Input records START

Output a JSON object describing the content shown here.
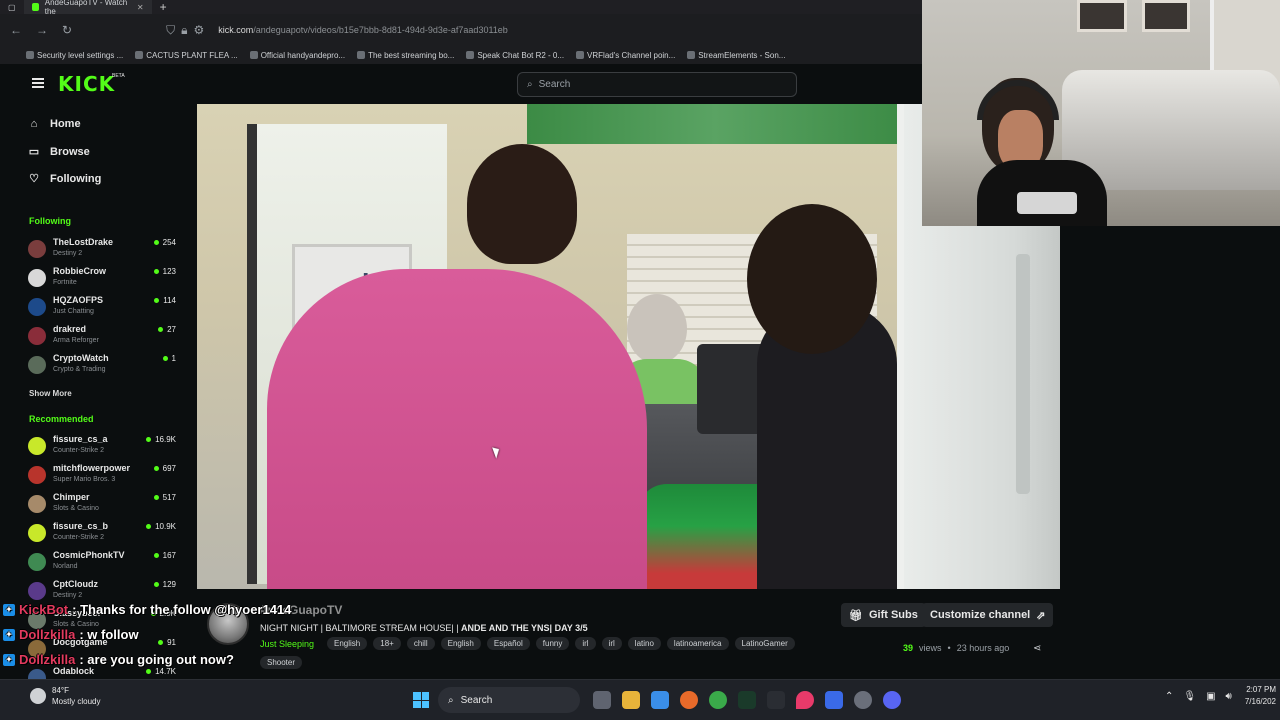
{
  "browser": {
    "tab_title": "AndeGuapoTV - Watch the",
    "url_domain": "kick.com",
    "url_path": "/andeguapotv/videos/b15e7bbb-8d81-494d-9d3e-af7aad3011eb",
    "bookmarks": [
      "Security level settings ...",
      "CACTUS PLANT FLEA ...",
      "Official handyandepro...",
      "The best streaming bo...",
      "Speak Chat Bot R2 - 0...",
      "VRFlad's Channel poin...",
      "StreamElements - Son..."
    ]
  },
  "header": {
    "logo": "KICK",
    "beta": "BETA",
    "search_placeholder": "Search"
  },
  "nav": {
    "home": "Home",
    "browse": "Browse",
    "following": "Following"
  },
  "following": {
    "heading": "Following",
    "channels": [
      {
        "name": "TheLostDrake",
        "game": "Destiny 2",
        "viewers": "254"
      },
      {
        "name": "RobbieCrow",
        "game": "Fortnite",
        "viewers": "123"
      },
      {
        "name": "HQZAOFPS",
        "game": "Just Chatting",
        "viewers": "114"
      },
      {
        "name": "drakred",
        "game": "Arma Reforger",
        "viewers": "27"
      },
      {
        "name": "CryptoWatch",
        "game": "Crypto & Trading",
        "viewers": "1"
      }
    ],
    "show_more": "Show More"
  },
  "recommended": {
    "heading": "Recommended",
    "channels": [
      {
        "name": "fissure_cs_a",
        "game": "Counter-Strike 2",
        "viewers": "16.9K"
      },
      {
        "name": "mitchflowerpower",
        "game": "Super Mario Bros. 3",
        "viewers": "697"
      },
      {
        "name": "Chimper",
        "game": "Slots & Casino",
        "viewers": "517"
      },
      {
        "name": "fissure_cs_b",
        "game": "Counter-Strike 2",
        "viewers": "10.9K"
      },
      {
        "name": "CosmicPhonkTV",
        "game": "Norland",
        "viewers": "167"
      },
      {
        "name": "CptCloudz",
        "game": "Destiny 2",
        "viewers": "129"
      },
      {
        "name": "Classybeef",
        "game": "Slots & Casino",
        "viewers": "2.9K"
      },
      {
        "name": "Docgotgame",
        "game": "",
        "viewers": "91"
      },
      {
        "name": "Odablock",
        "game": "",
        "viewers": "14.7K"
      }
    ]
  },
  "stream": {
    "streamer": "AndeGuapoTV",
    "title_prefix": "NIGHT NIGHT | BALTIMORE STREAM HOUSE| | ",
    "title_bold": "ANDE AND THE YNS| DAY 3/5",
    "category": "Just Sleeping",
    "tags": [
      "English",
      "18+",
      "chill",
      "English",
      "Español",
      "funny",
      "irl",
      "irl",
      "latino",
      "latinoamerica",
      "LatinoGamer"
    ],
    "tag_row2": "Shooter",
    "gift_label": "Gift Subs",
    "customize_label": "Customize channel",
    "views_num": "39",
    "views_label": "views",
    "time_ago": "23 hours ago"
  },
  "chat": [
    {
      "user": "KickBot",
      "message": ": Thanks for the follow @hyoer1414"
    },
    {
      "user": "Dollzkilla",
      "message": ": w follow"
    },
    {
      "user": "Dollzkilla",
      "message": ": are you going out now?"
    }
  ],
  "taskbar": {
    "temperature": "84°F",
    "weather": "Mostly cloudy",
    "search": "Search",
    "time": "2:07 PM",
    "date": "7/16/202"
  },
  "colors": {
    "kick_green": "#53fc18",
    "background": "#0b0e0f",
    "chat_user": "#e33b5f"
  }
}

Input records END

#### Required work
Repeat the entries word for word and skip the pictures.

#### Reply to the task
Output a JSON object describing the content shown here.
{
  "browser": {
    "tab_title": "AndeGuapoTV - Watch the",
    "url_domain": "kick.com",
    "url_path": "/andeguapotv/videos/b15e7bbb-8d81-494d-9d3e-af7aad3011eb",
    "bookmarks": [
      "Security level settings ...",
      "CACTUS PLANT FLEA ...",
      "Official handyandepro...",
      "The best streaming bo...",
      "Speak Chat Bot R2 - 0...",
      "VRFlad's Channel poin...",
      "StreamElements - Son..."
    ]
  },
  "header": {
    "logo": "KICK",
    "beta": "BETA",
    "search_placeholder": "Search"
  },
  "nav": {
    "home": "Home",
    "browse": "Browse",
    "following": "Following"
  },
  "following": {
    "heading": "Following",
    "channels": [
      {
        "name": "TheLostDrake",
        "game": "Destiny 2",
        "viewers": "254"
      },
      {
        "name": "RobbieCrow",
        "game": "Fortnite",
        "viewers": "123"
      },
      {
        "name": "HQZAOFPS",
        "game": "Just Chatting",
        "viewers": "114"
      },
      {
        "name": "drakred",
        "game": "Arma Reforger",
        "viewers": "27"
      },
      {
        "name": "CryptoWatch",
        "game": "Crypto & Trading",
        "viewers": "1"
      }
    ],
    "show_more": "Show More"
  },
  "recommended": {
    "heading": "Recommended",
    "channels": [
      {
        "name": "fissure_cs_a",
        "game": "Counter-Strike 2",
        "viewers": "16.9K"
      },
      {
        "name": "mitchflowerpower",
        "game": "Super Mario Bros. 3",
        "viewers": "697"
      },
      {
        "name": "Chimper",
        "game": "Slots & Casino",
        "viewers": "517"
      },
      {
        "name": "fissure_cs_b",
        "game": "Counter-Strike 2",
        "viewers": "10.9K"
      },
      {
        "name": "CosmicPhonkTV",
        "game": "Norland",
        "viewers": "167"
      },
      {
        "name": "CptCloudz",
        "game": "Destiny 2",
        "viewers": "129"
      },
      {
        "name": "Classybeef",
        "game": "Slots & Casino",
        "viewers": "2.9K"
      },
      {
        "name": "Docgotgame",
        "game": "",
        "viewers": "91"
      },
      {
        "name": "Odablock",
        "game": "",
        "viewers": "14.7K"
      }
    ]
  },
  "stream": {
    "streamer": "AndeGuapoTV",
    "title_prefix": "NIGHT NIGHT | BALTIMORE STREAM HOUSE| | ",
    "title_bold": "ANDE AND THE YNS| DAY 3/5",
    "category": "Just Sleeping",
    "tags": [
      "English",
      "18+",
      "chill",
      "English",
      "Español",
      "funny",
      "irl",
      "irl",
      "latino",
      "latinoamerica",
      "LatinoGamer"
    ],
    "tag_row2": "Shooter",
    "gift_label": "Gift Subs",
    "customize_label": "Customize channel",
    "views_num": "39",
    "views_label": "views",
    "time_ago": "23 hours ago"
  },
  "chat": [
    {
      "user": "KickBot",
      "message": ": Thanks for the follow @hyoer1414"
    },
    {
      "user": "Dollzkilla",
      "message": ": w follow"
    },
    {
      "user": "Dollzkilla",
      "message": ": are you going out now?"
    }
  ],
  "taskbar": {
    "temperature": "84°F",
    "weather": "Mostly cloudy",
    "search": "Search",
    "time": "2:07 PM",
    "date": "7/16/202"
  },
  "colors": {
    "kick_green": "#53fc18",
    "background": "#0b0e0f",
    "chat_user": "#e33b5f"
  }
}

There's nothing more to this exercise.